About 30 Iraqis died in car bomb attacks on Saturday and at least 20 US soldiers were wounded during the action in Ramadi, the restive Iraqi town north of &to=http:// english.pravda.ru/war/2003/03/26/45038.html ' target=_blank>Baghdad.
The servicemen were injured while conducting "increased security operations" and all the 20 were assigned to the 1st Marine Expeditionary Force, said the spokesman, revising an earlier tally of 14 wounded.
The spokesman did not disclose any further details about the incident, which appeared to be one of the fiercest attacks against &to=http:// english.pravda.ru/main/2003/01/05/41651.html ' target=_blank>US forces in the area, reports Xinhua News.

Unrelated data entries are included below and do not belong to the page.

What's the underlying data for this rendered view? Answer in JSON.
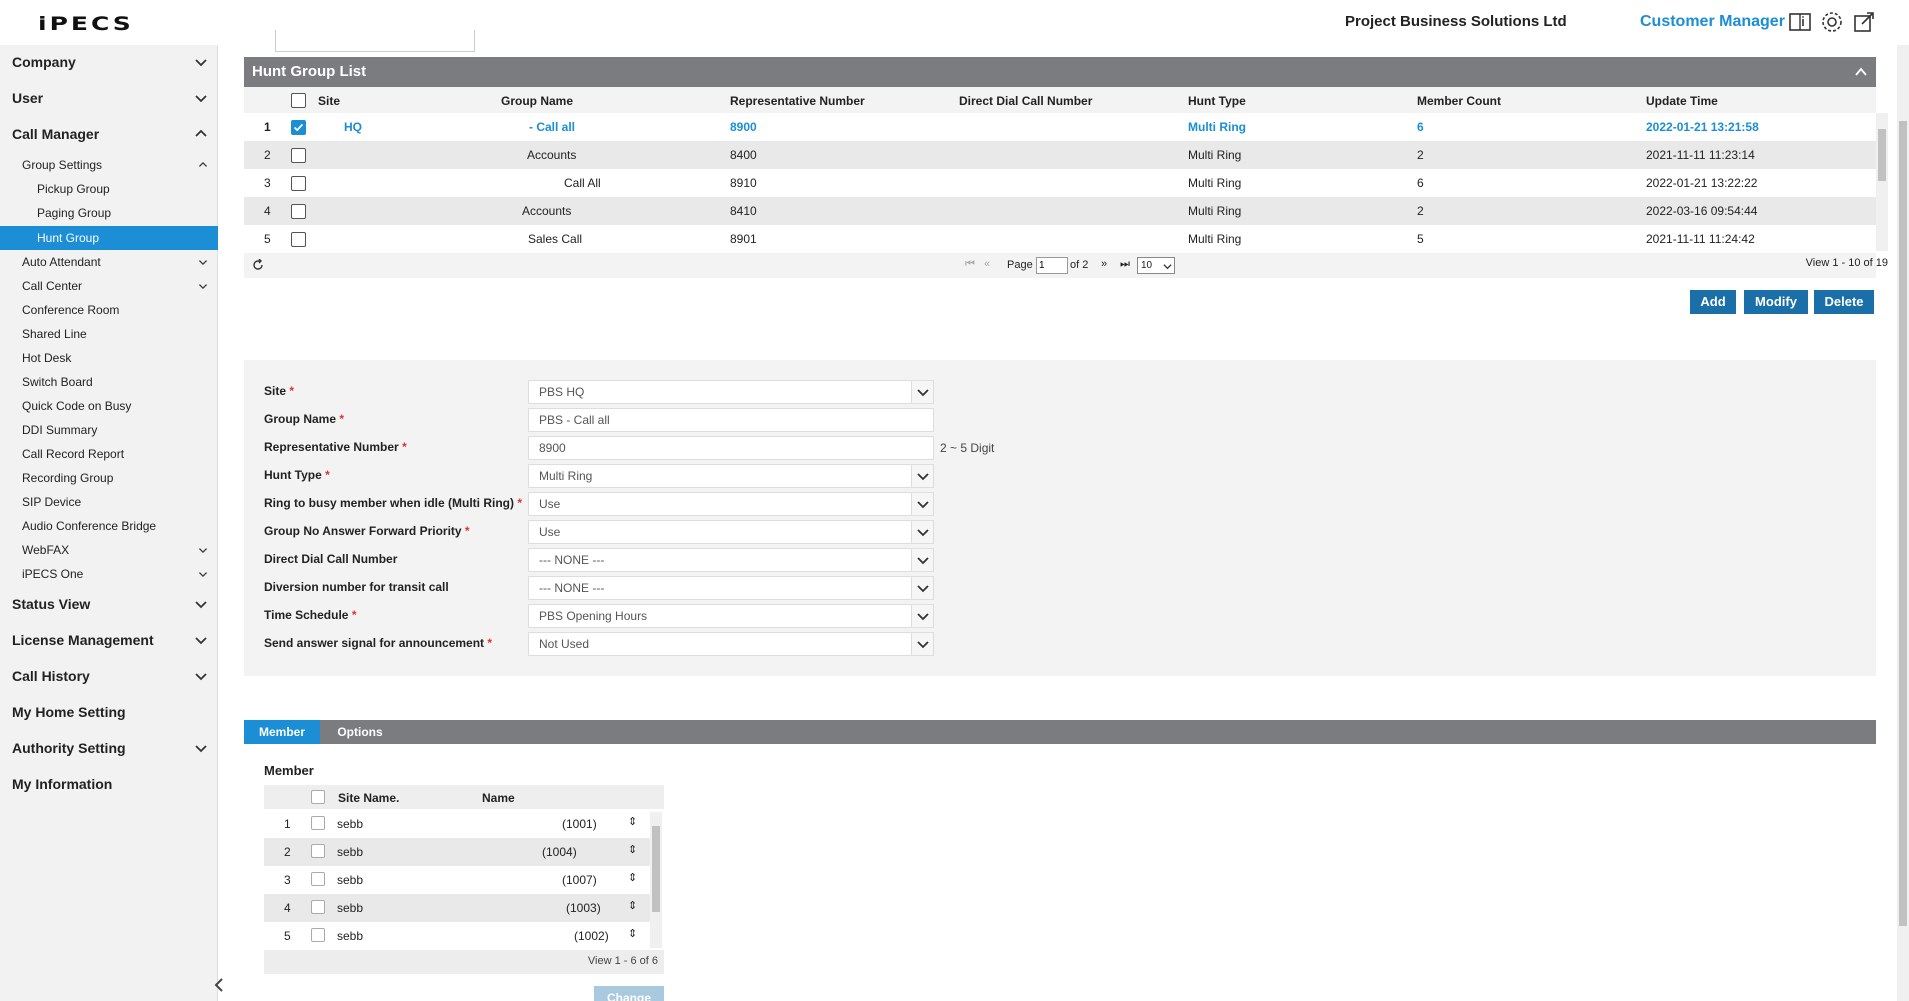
{
  "header": {
    "logo": "iPECS",
    "company": "Project Business Solutions Ltd",
    "role": "Customer Manager",
    "icons": [
      "manual-book-icon",
      "gear-icon",
      "export-icon"
    ]
  },
  "sidebar": {
    "items": [
      {
        "label": "Company",
        "level": 0,
        "expanded": false
      },
      {
        "label": "User",
        "level": 0,
        "expanded": false
      },
      {
        "label": "Call Manager",
        "level": 0,
        "expanded": true
      },
      {
        "label": "Group Settings",
        "level": 1,
        "expanded": true
      },
      {
        "label": "Pickup Group",
        "level": 2
      },
      {
        "label": "Paging Group",
        "level": 2
      },
      {
        "label": "Hunt Group",
        "level": 2,
        "active": true
      },
      {
        "label": "Auto Attendant",
        "level": 1,
        "expanded": false
      },
      {
        "label": "Call Center",
        "level": 1,
        "expanded": false
      },
      {
        "label": "Conference Room",
        "level": 1
      },
      {
        "label": "Shared Line",
        "level": 1
      },
      {
        "label": "Hot Desk",
        "level": 1
      },
      {
        "label": "Switch Board",
        "level": 1
      },
      {
        "label": "Quick Code on Busy",
        "level": 1
      },
      {
        "label": "DDI Summary",
        "level": 1
      },
      {
        "label": "Call Record Report",
        "level": 1
      },
      {
        "label": "Recording Group",
        "level": 1
      },
      {
        "label": "SIP Device",
        "level": 1
      },
      {
        "label": "Audio Conference Bridge",
        "level": 1
      },
      {
        "label": "WebFAX",
        "level": 1,
        "expanded": false
      },
      {
        "label": "iPECS One",
        "level": 1,
        "expanded": false
      },
      {
        "label": "Status View",
        "level": 0,
        "expanded": false
      },
      {
        "label": "License Management",
        "level": 0,
        "expanded": false
      },
      {
        "label": "Call History",
        "level": 0,
        "expanded": false
      },
      {
        "label": "My Home Setting",
        "level": 0
      },
      {
        "label": "Authority Setting",
        "level": 0,
        "expanded": false
      },
      {
        "label": "My Information",
        "level": 0
      }
    ]
  },
  "hunt_group_list": {
    "title": "Hunt Group List",
    "columns": [
      "Site",
      "Group Name",
      "Representative Number",
      "Direct Dial Call Number",
      "Hunt Type",
      "Member Count",
      "Update Time"
    ],
    "rows": [
      {
        "no": "1",
        "site": "HQ",
        "group_name": "- Call all",
        "rep": "8900",
        "ddi": "",
        "hunt_type": "Multi Ring",
        "members": "6",
        "updated": "2022-01-21 13:21:58",
        "checked": true
      },
      {
        "no": "2",
        "site": "",
        "group_name": "Accounts",
        "rep": "8400",
        "ddi": "",
        "hunt_type": "Multi Ring",
        "members": "2",
        "updated": "2021-11-11 11:23:14",
        "checked": false
      },
      {
        "no": "3",
        "site": "",
        "group_name": "Call All",
        "rep": "8910",
        "ddi": "",
        "hunt_type": "Multi Ring",
        "members": "6",
        "updated": "2022-01-21 13:22:22",
        "checked": false
      },
      {
        "no": "4",
        "site": "",
        "group_name": "Accounts",
        "rep": "8410",
        "ddi": "",
        "hunt_type": "Multi Ring",
        "members": "2",
        "updated": "2022-03-16 09:54:44",
        "checked": false
      },
      {
        "no": "5",
        "site": "",
        "group_name": "Sales Call",
        "rep": "8901",
        "ddi": "",
        "hunt_type": "Multi Ring",
        "members": "5",
        "updated": "2021-11-11 11:24:42",
        "checked": false
      }
    ],
    "pager": {
      "page_label": "Page",
      "page_value": "1",
      "of_label": "of 2",
      "page_size": "10",
      "view_info": "View 1 - 10 of 19"
    },
    "buttons": {
      "add": "Add",
      "modify": "Modify",
      "delete": "Delete"
    }
  },
  "form": {
    "fields": [
      {
        "label": "Site",
        "required": true,
        "value": "PBS HQ",
        "type": "select"
      },
      {
        "label": "Group Name",
        "required": true,
        "value": "PBS - Call all",
        "type": "text"
      },
      {
        "label": "Representative Number",
        "required": true,
        "value": "8900",
        "type": "text",
        "hint": "2 ~ 5 Digit"
      },
      {
        "label": "Hunt Type",
        "required": true,
        "value": "Multi Ring",
        "type": "select"
      },
      {
        "label": "Ring to busy member when idle (Multi Ring)",
        "required": true,
        "value": "Use",
        "type": "select"
      },
      {
        "label": "Group No Answer Forward Priority",
        "required": true,
        "value": "Use",
        "type": "select"
      },
      {
        "label": "Direct Dial Call Number",
        "required": false,
        "value": "--- NONE ---",
        "type": "select"
      },
      {
        "label": "Diversion number for transit call",
        "required": false,
        "value": "--- NONE ---",
        "type": "select"
      },
      {
        "label": "Time Schedule",
        "required": true,
        "value": "PBS Opening Hours",
        "type": "select"
      },
      {
        "label": "Send answer signal for announcement",
        "required": true,
        "value": "Not Used",
        "type": "select"
      }
    ]
  },
  "tabs": [
    {
      "label": "Member",
      "active": true
    },
    {
      "label": "Options",
      "active": false
    }
  ],
  "members": {
    "title": "Member",
    "columns": [
      "Site Name.",
      "Name"
    ],
    "rows": [
      {
        "no": "1",
        "site": "sebb",
        "name": "(1001)"
      },
      {
        "no": "2",
        "site": "sebb",
        "name": "(1004)"
      },
      {
        "no": "3",
        "site": "sebb",
        "name": "(1007)"
      },
      {
        "no": "4",
        "site": "sebb",
        "name": "(1003)"
      },
      {
        "no": "5",
        "site": "sebb",
        "name": "(1002)"
      }
    ],
    "view_info": "View 1 - 6 of 6",
    "change_button": "Change"
  },
  "colors": {
    "accent": "#1b8ed6",
    "panel_header": "#7b7c80",
    "button": "#1a6fa8"
  }
}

According to the Turkish Press, Iraqi Prime Minister Iyad Allawi has told insurgents in Fallujah that time is running out for them as thousands of US and Iraqi troops prepare for action.

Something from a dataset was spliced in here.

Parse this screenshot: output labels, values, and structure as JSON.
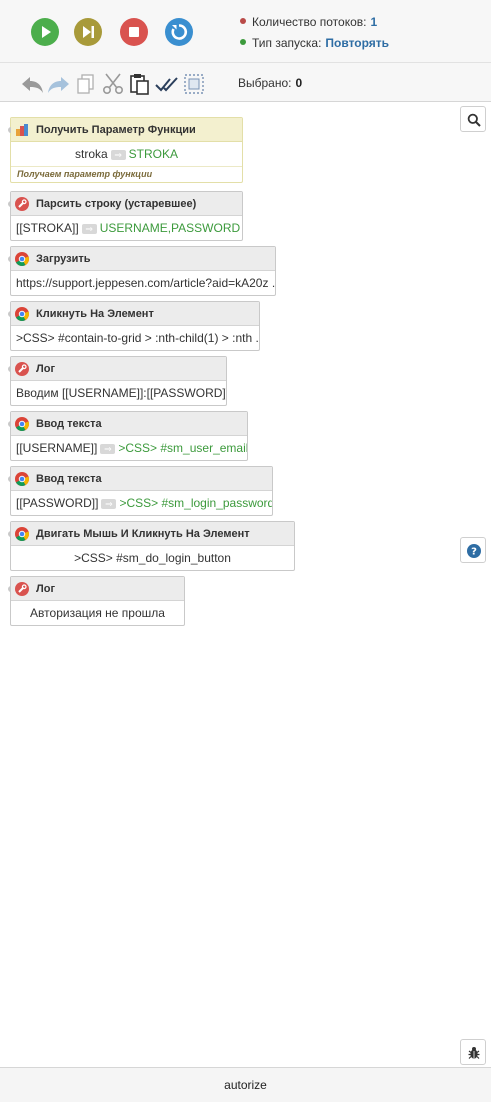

Out-gunned but determined to fight on, rebels unleashed a double car bomb attack outside a local government building in Samarra, police and medics said.
That was followed by another in front of a teachers' college in the city, while a fourth then exploded in the south of Samarra, with the final blast killing 10.

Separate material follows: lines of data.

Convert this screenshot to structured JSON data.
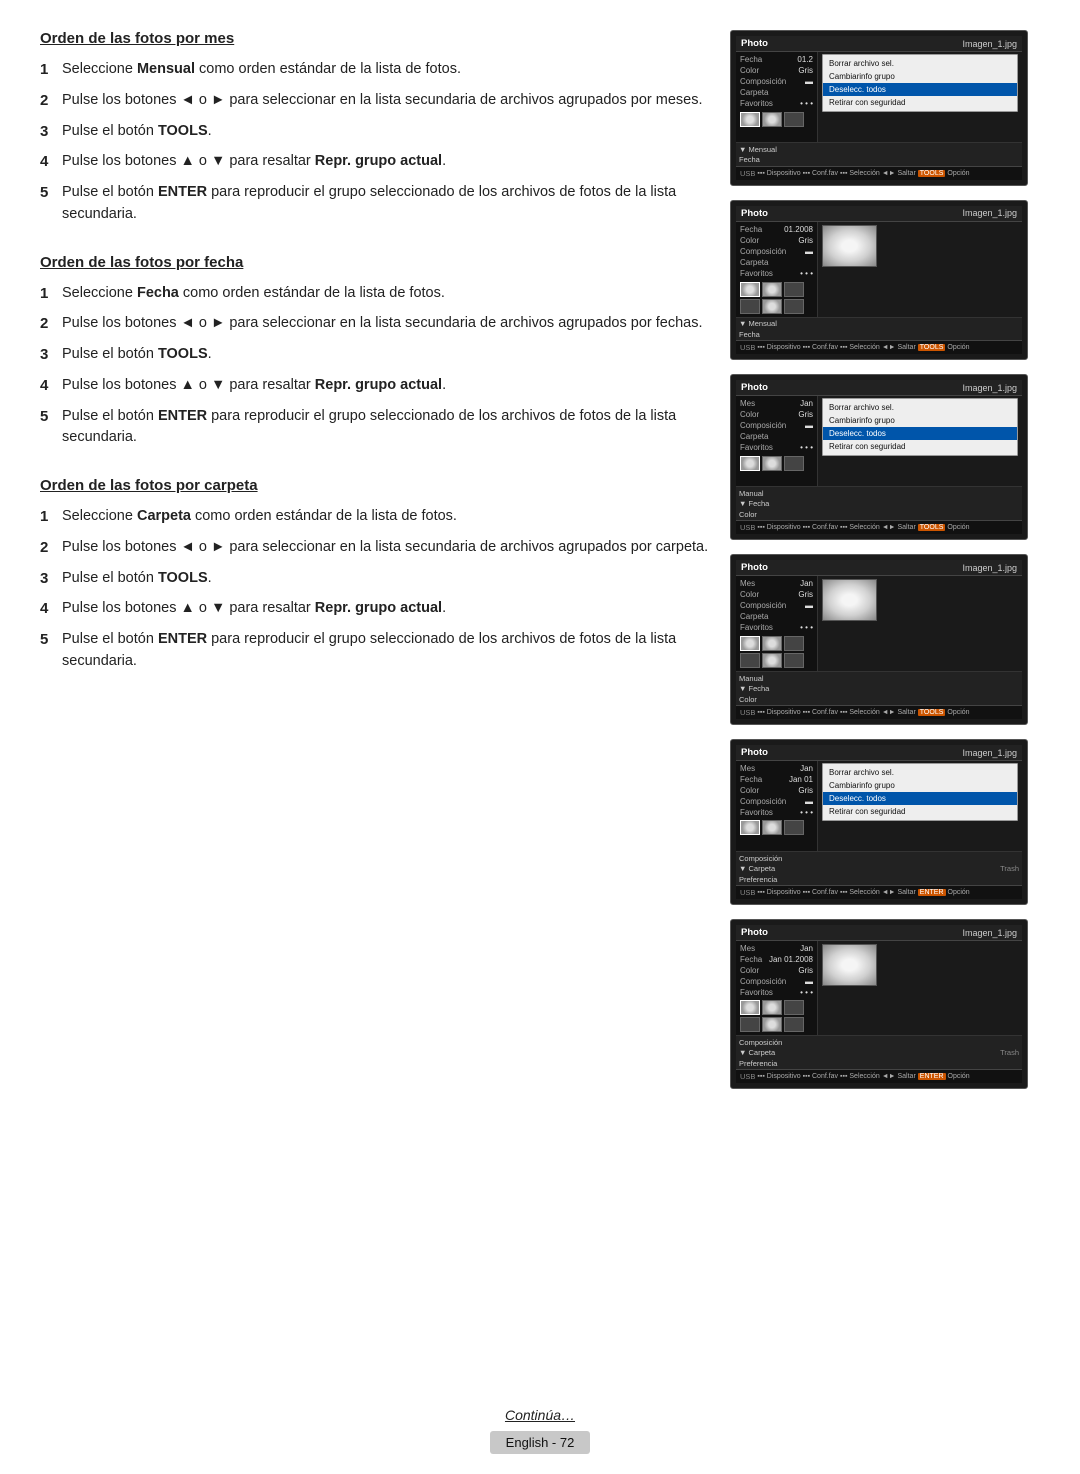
{
  "sections": [
    {
      "id": "por-mes",
      "title": "Orden de las fotos por mes",
      "steps": [
        {
          "num": "1",
          "text": "Seleccione ",
          "bold": "Mensual",
          "rest": " como orden estándar de la lista de fotos."
        },
        {
          "num": "2",
          "text": "Pulse los botones ◄ o ► para seleccionar en la lista secundaria de archivos agrupados por meses."
        },
        {
          "num": "3",
          "text": "Pulse el botón ",
          "bold": "TOOLS",
          "rest": "."
        },
        {
          "num": "4",
          "text": "Pulse los botones ▲ o ▼ para resaltar ",
          "bold": "Repr. grupo actual",
          "rest": "."
        },
        {
          "num": "5",
          "text": "Pulse el botón ",
          "bold": "ENTER",
          "rest": " para reproducir el grupo seleccionado de los archivos de fotos de la lista secundaria."
        }
      ],
      "screens": [
        {
          "id": "mes-screen-1",
          "filename": "Imagen_1.jpg",
          "label": "Photo",
          "meta": [
            {
              "label": "Fecha",
              "value": "01.2"
            },
            {
              "label": "Color",
              "value": "Gris"
            },
            {
              "label": "Composición",
              "value": ""
            },
            {
              "label": "Carpeta",
              "value": ""
            },
            {
              "label": "Favoritos",
              "value": "• • •"
            }
          ],
          "menuItems": [
            {
              "text": "Borrar archivo sel.",
              "highlighted": false
            },
            {
              "text": "Cambiarinfo grupo",
              "highlighted": false
            },
            {
              "text": "Deselecc. todos",
              "highlighted": true
            },
            {
              "text": "Retirar con seguridad",
              "highlighted": false
            }
          ],
          "prefsLabel": "Mensual",
          "prefsLabel2": "Fecha"
        },
        {
          "id": "mes-screen-2",
          "filename": "Imagen_1.jpg",
          "label": "Photo",
          "meta": [
            {
              "label": "Fecha",
              "value": "01.2008"
            },
            {
              "label": "Color",
              "value": "Gris"
            },
            {
              "label": "Composición",
              "value": ""
            },
            {
              "label": "Carpeta",
              "value": ""
            },
            {
              "label": "Favoritos",
              "value": "• • •"
            }
          ],
          "menuItems": [],
          "prefsLabel": "Mensual",
          "prefsLabel2": "Fecha"
        }
      ]
    },
    {
      "id": "por-fecha",
      "title": "Orden de las fotos por fecha",
      "steps": [
        {
          "num": "1",
          "text": "Seleccione ",
          "bold": "Fecha",
          "rest": " como orden estándar de la lista de fotos."
        },
        {
          "num": "2",
          "text": "Pulse los botones ◄ o ► para seleccionar en la lista secundaria de archivos agrupados por fechas."
        },
        {
          "num": "3",
          "text": "Pulse el botón ",
          "bold": "TOOLS",
          "rest": "."
        },
        {
          "num": "4",
          "text": "Pulse los botones ▲ o ▼ para resaltar ",
          "bold": "Repr. grupo actual",
          "rest": "."
        },
        {
          "num": "5",
          "text": "Pulse el botón ",
          "bold": "ENTER",
          "rest": " para reproducir el grupo seleccionado de los archivos de fotos de la lista secundaria."
        }
      ],
      "screens": [
        {
          "id": "fecha-screen-1",
          "filename": "Imagen_1.jpg",
          "label": "Photo",
          "meta": [
            {
              "label": "Mes",
              "value": "Jan"
            },
            {
              "label": "Color",
              "value": "Gris"
            },
            {
              "label": "Composición",
              "value": ""
            },
            {
              "label": "Carpeta",
              "value": ""
            },
            {
              "label": "Favoritos",
              "value": "• • •"
            }
          ],
          "menuItems": [
            {
              "text": "Borrar archivo sel.",
              "highlighted": false
            },
            {
              "text": "Cambiarinfo grupo",
              "highlighted": false
            },
            {
              "text": "Deselecc. todos",
              "highlighted": true
            },
            {
              "text": "Retirar con seguridad",
              "highlighted": false
            }
          ],
          "prefsLabel": "Manual",
          "prefsLabel2": "Fecha",
          "prefsLabel3": "Color"
        },
        {
          "id": "fecha-screen-2",
          "filename": "Imagen_1.jpg",
          "label": "Photo",
          "meta": [
            {
              "label": "Mes",
              "value": "Jan"
            },
            {
              "label": "Color",
              "value": "Gris"
            },
            {
              "label": "Composición",
              "value": ""
            },
            {
              "label": "Carpeta",
              "value": ""
            },
            {
              "label": "Favoritos",
              "value": "• • •"
            }
          ],
          "menuItems": [],
          "prefsLabel": "Manual",
          "prefsLabel2": "Fecha",
          "prefsLabel3": "Color"
        }
      ]
    },
    {
      "id": "por-carpeta",
      "title": "Orden de las fotos por carpeta",
      "steps": [
        {
          "num": "1",
          "text": "Seleccione ",
          "bold": "Carpeta",
          "rest": " como orden estándar de la lista de fotos."
        },
        {
          "num": "2",
          "text": "Pulse los botones ◄ o ► para seleccionar en la lista secundaria de archivos agrupados por carpeta."
        },
        {
          "num": "3",
          "text": "Pulse el botón ",
          "bold": "TOOLS",
          "rest": "."
        },
        {
          "num": "4",
          "text": "Pulse los botones ▲ o ▼ para resaltar ",
          "bold": "Repr. grupo actual",
          "rest": "."
        },
        {
          "num": "5",
          "text": "Pulse el botón ",
          "bold": "ENTER",
          "rest": " para reproducir el grupo seleccionado de los archivos de fotos de la lista secundaria."
        }
      ],
      "screens": [
        {
          "id": "carpeta-screen-1",
          "filename": "Imagen_1.jpg",
          "label": "Photo",
          "meta": [
            {
              "label": "Mes",
              "value": "Jan"
            },
            {
              "label": "Fecha",
              "value": "Jan 01"
            },
            {
              "label": "Color",
              "value": "Gris"
            },
            {
              "label": "Composición",
              "value": ""
            },
            {
              "label": "Favoritos",
              "value": "• • •"
            }
          ],
          "menuItems": [
            {
              "text": "Borrar archivo sel.",
              "highlighted": false
            },
            {
              "text": "Cambiarinfo grupo",
              "highlighted": false
            },
            {
              "text": "Deselecc. todos",
              "highlighted": true
            },
            {
              "text": "Retirar con seguridad",
              "highlighted": false
            }
          ],
          "prefsLabel": "Composición",
          "prefsLabel2": "Carpeta",
          "prefsLabel3": "Preferencia",
          "rightLabel": "Trash"
        },
        {
          "id": "carpeta-screen-2",
          "filename": "Imagen_1.jpg",
          "label": "Photo",
          "meta": [
            {
              "label": "Mes",
              "value": "Jan"
            },
            {
              "label": "Fecha",
              "value": "Jan 01.2008"
            },
            {
              "label": "Color",
              "value": "Gris"
            },
            {
              "label": "Composición",
              "value": ""
            },
            {
              "label": "Favoritos",
              "value": "• • •"
            }
          ],
          "menuItems": [],
          "prefsLabel": "Composición",
          "prefsLabel2": "Carpeta",
          "prefsLabel3": "Preferencia",
          "rightLabel": "Trash"
        }
      ]
    }
  ],
  "footer": {
    "continue": "Continúa…",
    "badge": "English - 72"
  }
}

Gunmen also attacked three police stations and clashed with US and &to=http:// english.pravda.ru/war/2003/04/01/45357.html ' target=_blank>Iraqi troops in the city, 125 kilometres (80 miles) north of Baghdad, Iraqi officials said.
"We have received 33 killed and 48 wounded," said Doctor Nawfal Mohammed at Samarra's general hospital.
The dead, a mix of Iraqi police, soldiers and civilians, included Brigadier General Abdul Razak Mohammed al-Jarmani, a local police chief.
Desperate to find a peaceful solution to the crisis, a delegation of four members of the interim parliament had been talking to leaders from Fallujah, but hopes are fading fast as communication dries up.
"Things are getting worse," said one member of the team from the National Council.
The Chinese military believe that Beijing and Moscow must resist pressure from Washington together